►
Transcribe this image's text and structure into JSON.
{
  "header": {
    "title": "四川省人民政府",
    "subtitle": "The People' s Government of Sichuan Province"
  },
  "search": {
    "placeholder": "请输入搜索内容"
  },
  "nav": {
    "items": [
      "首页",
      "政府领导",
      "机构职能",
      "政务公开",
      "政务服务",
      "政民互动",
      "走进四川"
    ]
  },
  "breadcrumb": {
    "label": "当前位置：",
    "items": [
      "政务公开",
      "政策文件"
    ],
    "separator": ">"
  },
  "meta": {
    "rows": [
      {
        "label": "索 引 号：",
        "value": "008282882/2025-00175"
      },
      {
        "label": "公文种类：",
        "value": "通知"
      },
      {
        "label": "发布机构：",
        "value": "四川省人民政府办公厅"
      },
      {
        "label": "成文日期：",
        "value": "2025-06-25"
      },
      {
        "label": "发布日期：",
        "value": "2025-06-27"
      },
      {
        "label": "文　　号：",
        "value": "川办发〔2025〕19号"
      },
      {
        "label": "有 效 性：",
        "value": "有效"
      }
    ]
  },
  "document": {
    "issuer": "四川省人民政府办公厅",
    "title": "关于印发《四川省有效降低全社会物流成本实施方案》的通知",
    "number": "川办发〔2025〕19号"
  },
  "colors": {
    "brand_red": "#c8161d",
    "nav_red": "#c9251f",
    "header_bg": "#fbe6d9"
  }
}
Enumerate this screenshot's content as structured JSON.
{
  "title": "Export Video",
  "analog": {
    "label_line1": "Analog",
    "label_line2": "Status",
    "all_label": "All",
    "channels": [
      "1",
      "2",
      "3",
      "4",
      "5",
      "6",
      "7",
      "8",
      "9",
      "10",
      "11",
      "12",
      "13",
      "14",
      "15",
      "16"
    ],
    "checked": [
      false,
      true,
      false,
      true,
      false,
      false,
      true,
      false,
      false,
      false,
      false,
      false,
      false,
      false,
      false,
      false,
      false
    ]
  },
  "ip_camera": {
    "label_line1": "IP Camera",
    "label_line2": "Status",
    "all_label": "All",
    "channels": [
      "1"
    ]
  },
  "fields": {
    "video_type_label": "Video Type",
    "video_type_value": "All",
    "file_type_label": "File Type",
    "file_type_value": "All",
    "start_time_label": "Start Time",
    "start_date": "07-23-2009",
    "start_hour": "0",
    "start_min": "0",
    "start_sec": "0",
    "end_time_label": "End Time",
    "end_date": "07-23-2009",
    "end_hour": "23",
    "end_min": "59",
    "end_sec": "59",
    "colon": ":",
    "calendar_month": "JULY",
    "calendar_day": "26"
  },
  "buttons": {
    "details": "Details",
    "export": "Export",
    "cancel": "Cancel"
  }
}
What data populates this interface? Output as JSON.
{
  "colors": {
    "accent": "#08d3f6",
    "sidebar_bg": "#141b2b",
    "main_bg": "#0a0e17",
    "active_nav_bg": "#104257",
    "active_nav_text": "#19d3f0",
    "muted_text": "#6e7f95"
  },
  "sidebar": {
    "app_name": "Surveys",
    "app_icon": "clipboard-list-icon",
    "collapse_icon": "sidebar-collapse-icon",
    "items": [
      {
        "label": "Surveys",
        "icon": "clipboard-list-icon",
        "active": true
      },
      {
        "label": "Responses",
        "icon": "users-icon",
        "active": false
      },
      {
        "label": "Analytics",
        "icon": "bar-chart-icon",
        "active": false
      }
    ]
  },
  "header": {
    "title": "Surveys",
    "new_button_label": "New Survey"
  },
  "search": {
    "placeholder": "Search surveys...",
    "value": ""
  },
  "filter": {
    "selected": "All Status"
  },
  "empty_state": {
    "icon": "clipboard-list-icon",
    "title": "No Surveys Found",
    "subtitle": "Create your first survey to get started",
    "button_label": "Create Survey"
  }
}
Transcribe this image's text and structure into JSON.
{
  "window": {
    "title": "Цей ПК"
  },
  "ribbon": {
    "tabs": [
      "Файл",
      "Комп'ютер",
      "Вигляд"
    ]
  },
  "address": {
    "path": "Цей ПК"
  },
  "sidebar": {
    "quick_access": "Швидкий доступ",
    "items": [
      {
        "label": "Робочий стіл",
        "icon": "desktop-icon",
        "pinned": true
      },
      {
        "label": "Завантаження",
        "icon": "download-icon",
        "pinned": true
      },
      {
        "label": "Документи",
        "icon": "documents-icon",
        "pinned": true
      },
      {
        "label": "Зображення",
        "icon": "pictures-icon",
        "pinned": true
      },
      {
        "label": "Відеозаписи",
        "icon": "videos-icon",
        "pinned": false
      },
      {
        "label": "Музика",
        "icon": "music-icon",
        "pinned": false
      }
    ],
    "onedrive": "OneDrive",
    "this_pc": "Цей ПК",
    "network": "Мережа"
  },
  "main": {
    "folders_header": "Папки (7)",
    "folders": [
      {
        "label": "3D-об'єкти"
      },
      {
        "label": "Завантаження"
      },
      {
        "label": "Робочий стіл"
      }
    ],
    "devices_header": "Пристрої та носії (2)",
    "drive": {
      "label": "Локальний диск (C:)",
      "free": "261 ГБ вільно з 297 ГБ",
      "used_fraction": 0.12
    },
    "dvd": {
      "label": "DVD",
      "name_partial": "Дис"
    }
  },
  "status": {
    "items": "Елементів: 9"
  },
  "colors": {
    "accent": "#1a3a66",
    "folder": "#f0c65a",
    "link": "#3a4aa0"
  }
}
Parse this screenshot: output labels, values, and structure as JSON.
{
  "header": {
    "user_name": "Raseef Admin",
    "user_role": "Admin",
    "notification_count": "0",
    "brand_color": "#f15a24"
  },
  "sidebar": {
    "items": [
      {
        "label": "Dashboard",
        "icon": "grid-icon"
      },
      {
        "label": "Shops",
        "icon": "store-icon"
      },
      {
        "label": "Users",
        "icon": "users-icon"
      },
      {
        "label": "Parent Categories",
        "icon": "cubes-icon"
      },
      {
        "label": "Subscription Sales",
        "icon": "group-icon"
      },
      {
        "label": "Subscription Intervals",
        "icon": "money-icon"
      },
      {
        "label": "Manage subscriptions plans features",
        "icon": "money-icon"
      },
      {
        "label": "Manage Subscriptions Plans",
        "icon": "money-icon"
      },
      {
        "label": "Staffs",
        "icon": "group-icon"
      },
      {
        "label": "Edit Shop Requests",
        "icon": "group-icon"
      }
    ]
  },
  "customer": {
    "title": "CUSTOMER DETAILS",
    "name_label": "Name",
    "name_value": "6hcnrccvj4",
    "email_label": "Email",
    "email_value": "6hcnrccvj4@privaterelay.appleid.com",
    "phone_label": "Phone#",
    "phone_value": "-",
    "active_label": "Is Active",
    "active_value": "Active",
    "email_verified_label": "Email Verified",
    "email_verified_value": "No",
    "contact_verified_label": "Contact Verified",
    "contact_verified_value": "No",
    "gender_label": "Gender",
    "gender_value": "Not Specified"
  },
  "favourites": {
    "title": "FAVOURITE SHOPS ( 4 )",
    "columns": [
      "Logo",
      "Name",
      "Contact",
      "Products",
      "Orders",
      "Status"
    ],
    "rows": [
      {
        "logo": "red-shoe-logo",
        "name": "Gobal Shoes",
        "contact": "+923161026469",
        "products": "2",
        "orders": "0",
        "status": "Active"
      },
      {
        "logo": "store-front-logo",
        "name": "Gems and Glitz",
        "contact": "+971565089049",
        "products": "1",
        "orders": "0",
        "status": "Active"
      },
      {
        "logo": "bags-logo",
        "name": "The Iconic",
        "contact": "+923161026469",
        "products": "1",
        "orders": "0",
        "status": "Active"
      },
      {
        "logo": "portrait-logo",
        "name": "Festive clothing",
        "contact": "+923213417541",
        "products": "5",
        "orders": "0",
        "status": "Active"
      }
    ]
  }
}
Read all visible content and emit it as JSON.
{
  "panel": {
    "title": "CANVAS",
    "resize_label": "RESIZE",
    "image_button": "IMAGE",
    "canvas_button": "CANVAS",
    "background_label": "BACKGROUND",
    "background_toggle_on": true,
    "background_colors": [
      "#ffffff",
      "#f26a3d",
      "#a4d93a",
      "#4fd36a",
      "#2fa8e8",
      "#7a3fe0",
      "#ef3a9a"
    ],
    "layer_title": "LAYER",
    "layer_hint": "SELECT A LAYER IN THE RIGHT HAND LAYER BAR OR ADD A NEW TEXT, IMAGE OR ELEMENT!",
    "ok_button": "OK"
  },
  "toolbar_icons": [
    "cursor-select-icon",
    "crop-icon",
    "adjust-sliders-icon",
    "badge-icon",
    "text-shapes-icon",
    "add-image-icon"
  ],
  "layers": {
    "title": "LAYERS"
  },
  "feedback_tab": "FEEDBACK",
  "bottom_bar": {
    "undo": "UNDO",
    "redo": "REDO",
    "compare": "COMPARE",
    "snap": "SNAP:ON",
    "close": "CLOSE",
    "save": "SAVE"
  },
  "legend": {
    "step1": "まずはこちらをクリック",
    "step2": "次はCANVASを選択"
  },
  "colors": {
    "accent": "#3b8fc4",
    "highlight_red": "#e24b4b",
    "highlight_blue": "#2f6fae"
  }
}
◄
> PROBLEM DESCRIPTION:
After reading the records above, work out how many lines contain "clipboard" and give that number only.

> EXERCISE OUTPUT:
3